This project is being delivered using the traditional design-bid-build method with the assistance a Construction Management Agency.  The owner holds contracts with the Architect, General Contractor and Construction Manager and the General Contractor holds contracts with all of the different sub-contractors.  The sub-contractors were chosen first by prequalification and then by the lowest bid.  The Construction Manager assists the Architect and Owner with design, budgeting, and scheduling and helps run the day-to-day operations.




           The Office Building receives its power from the underground electric lines.  The building has both 480/277 and 208/120 service.  From            the switchgear, some of the power is then stepped down from 488/277 Volts to 208/120 Volts by 8 transformers located in the basement            and 4 transformers located in the penthouse.  There is also an emergency generator located in the penthouse to provide back-up power to            the critical building systems during a power outage.




           The mechanical rooms are located in the sub-basement and penthouse levels.  The Office Building is undergoing a complete removal and            replacement of all MEP equipment with the exception of the chiller plant, which is located in the sub-basement.  Two out of the four            chillers in the plant were recently exchanged for new ones so they will remain while the two older chillers will be replaced.  The chiller            plant also serves the Ford Building which is located across the street from the Office Building.  Air handling units and cooling towers are            located in the penthouse of the Office Building.




           The Office Building is a concrete structure with a 12” concrete slab in the sub-basement and basement and 8” concrete slab in the elevated            floors.  Because of the new curtain wall, a steel moment frame needs to be installed around the perimeter of the building.  The new steel            moment frame includes W18x42 steel columns and W18x42 steel beams.  A composite metal deck is also being placed around the            perimeter of the building to fill in the gaps between the existing slab and curtain wall.




All six passenger elevators in the lobby will be replaced with 3,500 pound capacity operating at 350 fpm.

Building Name


Cannot disclose name of building



200 C Street SW, Washington, DC 20024

Building Occupant Name


Cannot disclose occupant, but owned by GSA

Type of Building


Office Space - Group B Business Occupancy



550,000 ft2

Number of Stories


Below Grade - 2

Above Grade - 6 + Penthouse

Dates of Construction


March 2010 - Summer 2012

Cost Information


Withheld at the request of the owner.

Project Delivery Method


Design - Bid - Build



General Services Administration (GSA)


General Contractor


Turner Construction


Construction Manager


Heery International




Boggs and Partners


Structural Engineer




MEP Engineer




Civil Engineer


A. Morton Thomas and Associates, Inc.

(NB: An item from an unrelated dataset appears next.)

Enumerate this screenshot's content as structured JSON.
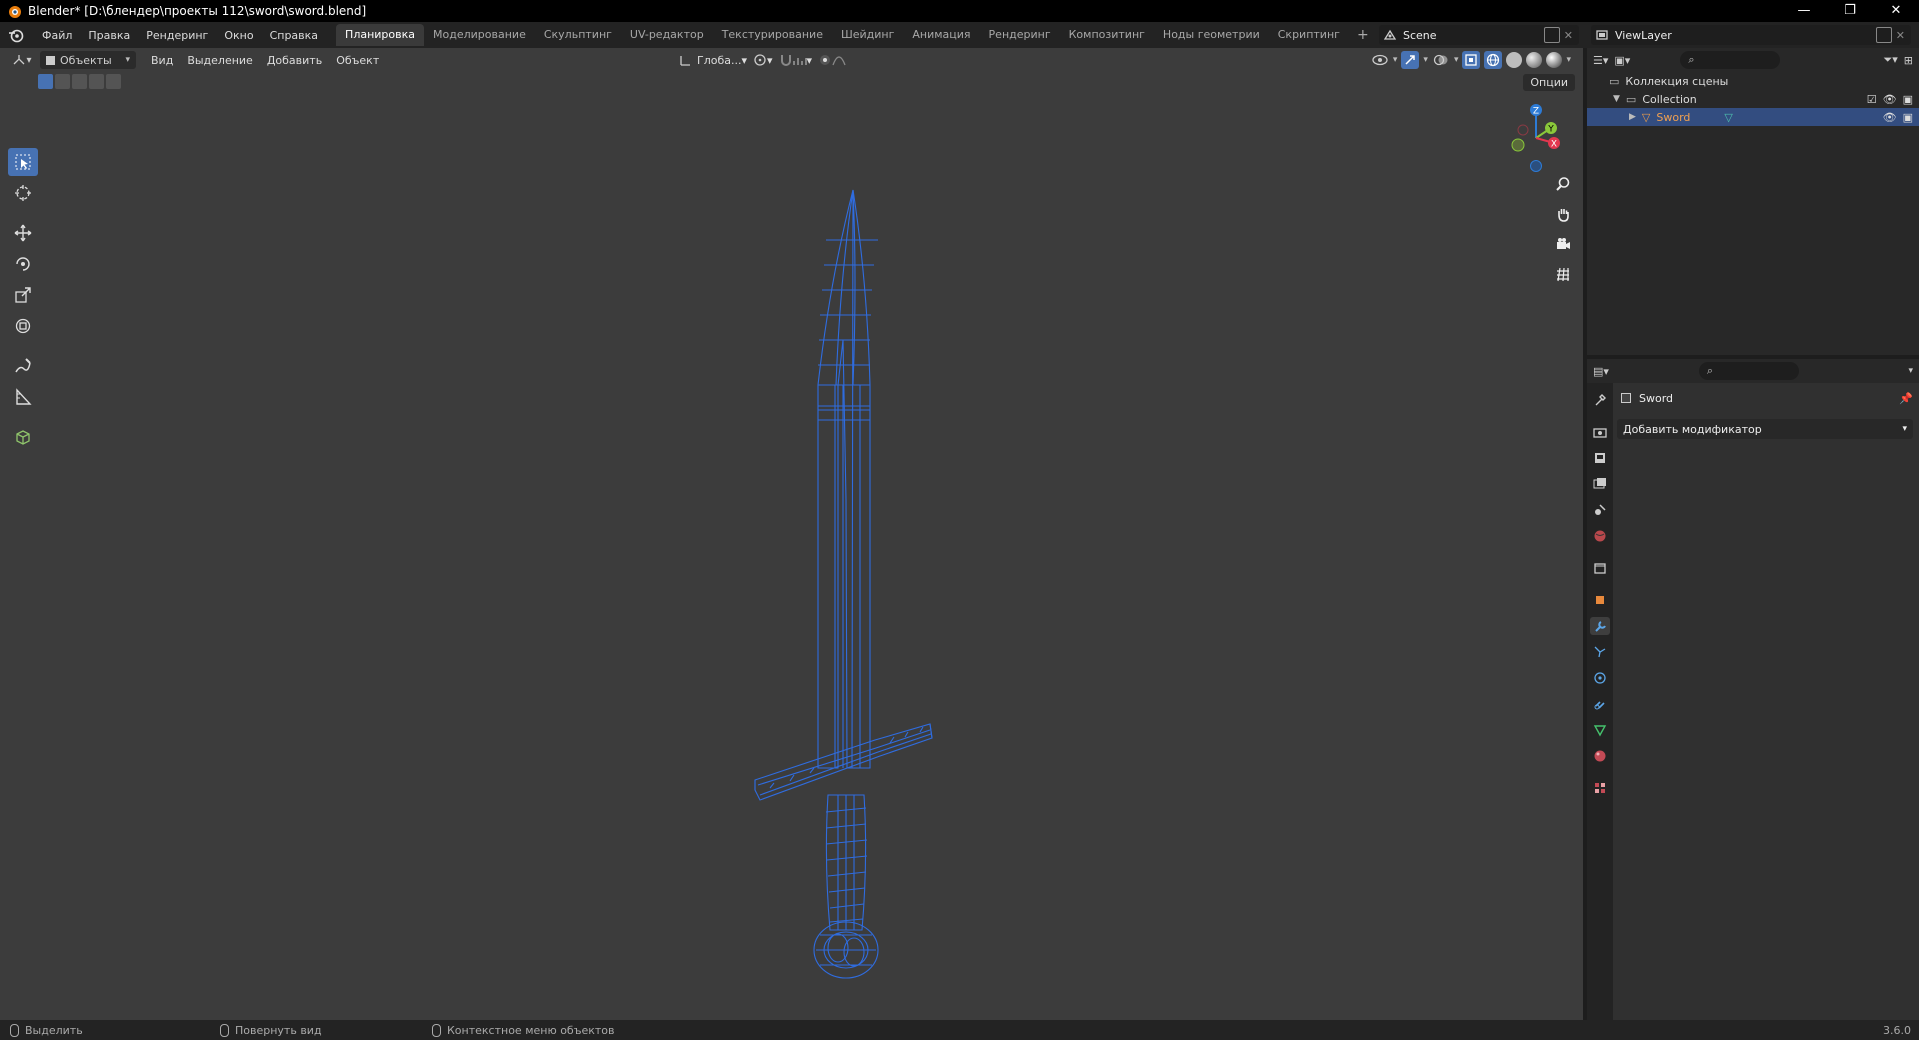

Landscape Architect




GSA Facilities Standard PBS - P100, March 2005

International Building Code (IBC) 2006

Life Safety Code (NFPA 101)

International Fire Code (IFC)

International Plumbing Code (IPC)

International Mechanical Code (IMC) 2006

National Electric Code (NFPA 70) 2005